Edenhofer confirmed what many Americans have asserted all along: cap and trade will penalize Americans and American industry. The American Chronicle article entitled “Cap-and-Trade Energy Tax will Cause Redistribution of Wealth Among States and Working Families” cites the Congressional Budget Office as stating that cap and trade would cost the average American household an extra $1,600 per year. It would increase the price for a gallon of gasoline between $0.61 to $2.53, and would increase electricity costs anywhere from 44 percent to 129 percent.
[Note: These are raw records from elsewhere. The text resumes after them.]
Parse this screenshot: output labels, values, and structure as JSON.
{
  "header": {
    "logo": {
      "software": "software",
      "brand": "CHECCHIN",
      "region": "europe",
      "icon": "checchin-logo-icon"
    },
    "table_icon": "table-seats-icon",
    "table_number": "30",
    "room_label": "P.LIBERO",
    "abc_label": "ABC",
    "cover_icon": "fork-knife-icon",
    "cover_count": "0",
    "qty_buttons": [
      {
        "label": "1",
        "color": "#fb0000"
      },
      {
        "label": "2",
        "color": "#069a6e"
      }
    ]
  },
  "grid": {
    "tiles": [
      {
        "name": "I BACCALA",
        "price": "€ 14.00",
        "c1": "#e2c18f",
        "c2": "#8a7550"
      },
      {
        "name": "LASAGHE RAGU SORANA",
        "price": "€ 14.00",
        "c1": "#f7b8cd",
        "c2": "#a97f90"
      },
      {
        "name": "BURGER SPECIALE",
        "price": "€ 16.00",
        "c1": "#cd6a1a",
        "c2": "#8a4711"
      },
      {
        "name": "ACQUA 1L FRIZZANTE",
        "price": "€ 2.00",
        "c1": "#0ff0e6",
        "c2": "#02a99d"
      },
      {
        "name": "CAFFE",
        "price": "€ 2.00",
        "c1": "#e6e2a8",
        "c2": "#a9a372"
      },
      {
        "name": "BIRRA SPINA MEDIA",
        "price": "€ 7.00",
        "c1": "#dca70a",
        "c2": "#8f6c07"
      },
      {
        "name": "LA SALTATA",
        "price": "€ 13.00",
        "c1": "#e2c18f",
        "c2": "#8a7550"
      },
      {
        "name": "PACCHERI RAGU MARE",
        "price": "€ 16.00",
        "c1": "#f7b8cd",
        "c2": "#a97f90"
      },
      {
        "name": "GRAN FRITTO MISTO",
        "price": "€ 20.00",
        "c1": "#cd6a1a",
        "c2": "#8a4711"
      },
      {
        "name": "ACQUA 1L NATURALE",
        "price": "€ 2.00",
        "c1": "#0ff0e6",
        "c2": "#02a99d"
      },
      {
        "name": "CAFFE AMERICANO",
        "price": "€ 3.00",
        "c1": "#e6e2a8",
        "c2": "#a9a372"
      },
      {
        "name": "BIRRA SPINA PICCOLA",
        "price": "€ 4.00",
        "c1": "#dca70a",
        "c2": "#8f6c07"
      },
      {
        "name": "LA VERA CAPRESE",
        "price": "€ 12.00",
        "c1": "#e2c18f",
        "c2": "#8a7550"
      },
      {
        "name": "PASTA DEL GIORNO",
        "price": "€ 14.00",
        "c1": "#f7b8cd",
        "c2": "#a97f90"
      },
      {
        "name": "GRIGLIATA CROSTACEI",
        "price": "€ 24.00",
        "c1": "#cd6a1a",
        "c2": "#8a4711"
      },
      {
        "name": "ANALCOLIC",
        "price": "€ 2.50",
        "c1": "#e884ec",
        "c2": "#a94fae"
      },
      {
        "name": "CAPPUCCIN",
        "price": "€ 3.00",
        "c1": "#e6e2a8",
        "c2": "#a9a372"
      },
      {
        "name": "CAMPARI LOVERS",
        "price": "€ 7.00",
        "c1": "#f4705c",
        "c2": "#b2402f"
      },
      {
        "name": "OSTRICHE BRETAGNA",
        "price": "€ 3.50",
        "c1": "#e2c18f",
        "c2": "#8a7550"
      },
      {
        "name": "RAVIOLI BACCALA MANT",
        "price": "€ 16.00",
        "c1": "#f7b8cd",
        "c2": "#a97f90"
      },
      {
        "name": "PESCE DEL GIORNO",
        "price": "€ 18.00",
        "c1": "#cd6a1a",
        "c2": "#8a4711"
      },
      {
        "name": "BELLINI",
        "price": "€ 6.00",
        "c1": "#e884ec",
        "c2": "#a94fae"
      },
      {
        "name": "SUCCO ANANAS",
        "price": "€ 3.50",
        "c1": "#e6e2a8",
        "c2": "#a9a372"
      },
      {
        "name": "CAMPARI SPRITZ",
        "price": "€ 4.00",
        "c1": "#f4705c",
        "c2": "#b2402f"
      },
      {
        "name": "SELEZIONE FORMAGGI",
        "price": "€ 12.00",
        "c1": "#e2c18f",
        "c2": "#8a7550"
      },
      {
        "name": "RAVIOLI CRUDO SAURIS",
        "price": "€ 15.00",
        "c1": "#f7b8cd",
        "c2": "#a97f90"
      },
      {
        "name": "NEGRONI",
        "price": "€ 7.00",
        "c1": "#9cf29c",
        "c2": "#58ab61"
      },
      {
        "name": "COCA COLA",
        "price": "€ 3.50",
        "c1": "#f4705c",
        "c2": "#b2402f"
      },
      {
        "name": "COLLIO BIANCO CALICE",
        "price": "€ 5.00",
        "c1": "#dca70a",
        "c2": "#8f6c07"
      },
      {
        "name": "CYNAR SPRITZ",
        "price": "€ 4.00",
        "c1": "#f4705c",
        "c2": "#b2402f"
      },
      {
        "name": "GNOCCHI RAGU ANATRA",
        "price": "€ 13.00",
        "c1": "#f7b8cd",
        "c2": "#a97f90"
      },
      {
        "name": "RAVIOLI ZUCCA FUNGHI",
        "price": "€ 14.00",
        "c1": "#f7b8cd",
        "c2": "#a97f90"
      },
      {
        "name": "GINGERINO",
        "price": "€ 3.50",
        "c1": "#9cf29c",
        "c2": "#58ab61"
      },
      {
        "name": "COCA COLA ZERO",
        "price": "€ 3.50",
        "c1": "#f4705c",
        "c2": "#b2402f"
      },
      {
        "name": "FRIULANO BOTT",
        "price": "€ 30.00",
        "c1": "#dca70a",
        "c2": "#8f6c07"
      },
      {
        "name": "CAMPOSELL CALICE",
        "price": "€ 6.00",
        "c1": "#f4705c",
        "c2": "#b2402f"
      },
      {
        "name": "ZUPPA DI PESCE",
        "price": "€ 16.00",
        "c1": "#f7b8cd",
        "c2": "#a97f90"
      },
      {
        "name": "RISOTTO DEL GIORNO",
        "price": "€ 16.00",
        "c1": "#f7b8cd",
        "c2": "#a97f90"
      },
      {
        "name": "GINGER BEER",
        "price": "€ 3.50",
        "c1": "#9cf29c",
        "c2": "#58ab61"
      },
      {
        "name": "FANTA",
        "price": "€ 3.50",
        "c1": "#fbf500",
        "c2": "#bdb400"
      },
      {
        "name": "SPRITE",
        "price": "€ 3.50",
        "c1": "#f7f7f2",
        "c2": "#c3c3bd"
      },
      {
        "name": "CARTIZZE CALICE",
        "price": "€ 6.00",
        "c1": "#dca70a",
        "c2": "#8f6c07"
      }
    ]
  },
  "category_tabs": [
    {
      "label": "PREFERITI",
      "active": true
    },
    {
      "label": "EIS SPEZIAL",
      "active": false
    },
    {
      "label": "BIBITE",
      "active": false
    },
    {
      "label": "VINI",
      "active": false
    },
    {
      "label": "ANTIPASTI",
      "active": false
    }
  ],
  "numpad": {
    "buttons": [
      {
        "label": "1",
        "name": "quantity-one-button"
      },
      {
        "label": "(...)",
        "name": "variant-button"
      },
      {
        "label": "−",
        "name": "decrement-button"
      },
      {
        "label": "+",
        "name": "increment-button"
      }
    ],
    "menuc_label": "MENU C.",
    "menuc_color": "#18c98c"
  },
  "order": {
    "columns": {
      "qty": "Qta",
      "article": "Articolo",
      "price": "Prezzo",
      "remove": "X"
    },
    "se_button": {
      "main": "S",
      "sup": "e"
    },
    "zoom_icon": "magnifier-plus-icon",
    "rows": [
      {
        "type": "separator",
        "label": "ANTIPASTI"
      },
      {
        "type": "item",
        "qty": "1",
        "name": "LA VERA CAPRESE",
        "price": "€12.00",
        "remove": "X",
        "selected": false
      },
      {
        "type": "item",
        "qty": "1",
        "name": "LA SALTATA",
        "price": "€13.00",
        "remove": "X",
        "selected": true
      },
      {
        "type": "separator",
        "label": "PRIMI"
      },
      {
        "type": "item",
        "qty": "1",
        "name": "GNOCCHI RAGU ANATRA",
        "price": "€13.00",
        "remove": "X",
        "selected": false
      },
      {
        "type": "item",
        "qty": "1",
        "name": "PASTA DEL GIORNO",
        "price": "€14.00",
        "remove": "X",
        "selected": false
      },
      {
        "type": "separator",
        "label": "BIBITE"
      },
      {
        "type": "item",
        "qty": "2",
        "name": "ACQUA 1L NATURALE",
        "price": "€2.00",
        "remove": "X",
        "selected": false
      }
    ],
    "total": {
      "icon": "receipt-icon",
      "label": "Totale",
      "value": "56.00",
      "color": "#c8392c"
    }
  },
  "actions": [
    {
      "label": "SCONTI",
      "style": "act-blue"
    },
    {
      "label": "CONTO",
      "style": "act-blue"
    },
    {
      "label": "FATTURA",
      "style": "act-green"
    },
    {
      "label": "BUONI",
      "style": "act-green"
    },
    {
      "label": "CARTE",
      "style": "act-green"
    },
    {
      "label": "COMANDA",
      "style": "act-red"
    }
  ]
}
In 2009, Our Changing Globe wrote of cap and trade: “The intention is that the industrial world would pay the underdeveloped world huge sums of money for doing nothing at all, and you can easily imagine the bureaucracy and corruption that would occur if this nonsense were ever to come into being.”
It added, “The flawed idea behind Cap and Trade is that companies that were penalized would work hard to reduce their pollution, and even though the technology is presently not available and won’t be in the foreseeable future, Obama is promising that the U.S. will reduce its pollution by 80 percent, which would take it back to levels that existed before the industrial revolution.”
Evidence of this plot for the world’s wealth redistribution dates back as far as 1990, when Maurice Strong, head of the United Nations Environmental Program, suggested this scenario: “What if a small group of these world leaders were to conclude that the principle [sic] risk to the earth comes from the actions of the rich countries? In order to save the planet, the group decides: Isn’t it the only hope for the planet that the industrialized civilizations collapse? Isn’t it our responsibility to bring this about?” Strong allegedly posed this scenario as a speculative plot for a novel that he considered writing, though he has never penned a novel in his life, either before or after 1990.
Today, progressives and Marxists have seized upon claims that the planet is in peril in order to negotiate cap-and-trade and climate change policies. Through the formation of the Chicago Climate Exchange, coupled with the potential passage of the cap-and-trade bill, innocuously named the “American Power Act,” industrialized “wealthy” nations, such as the U.S., are forced to pay for carbon credits. The process takes American wealth and redistributes it to the rest of the world.
Ironically, confirmation that cap and trade is in fact a scheme comes in the same week that “marks the one year anniversary since the ‘Climategate’ scandal erupted,” as noted by The Blaze.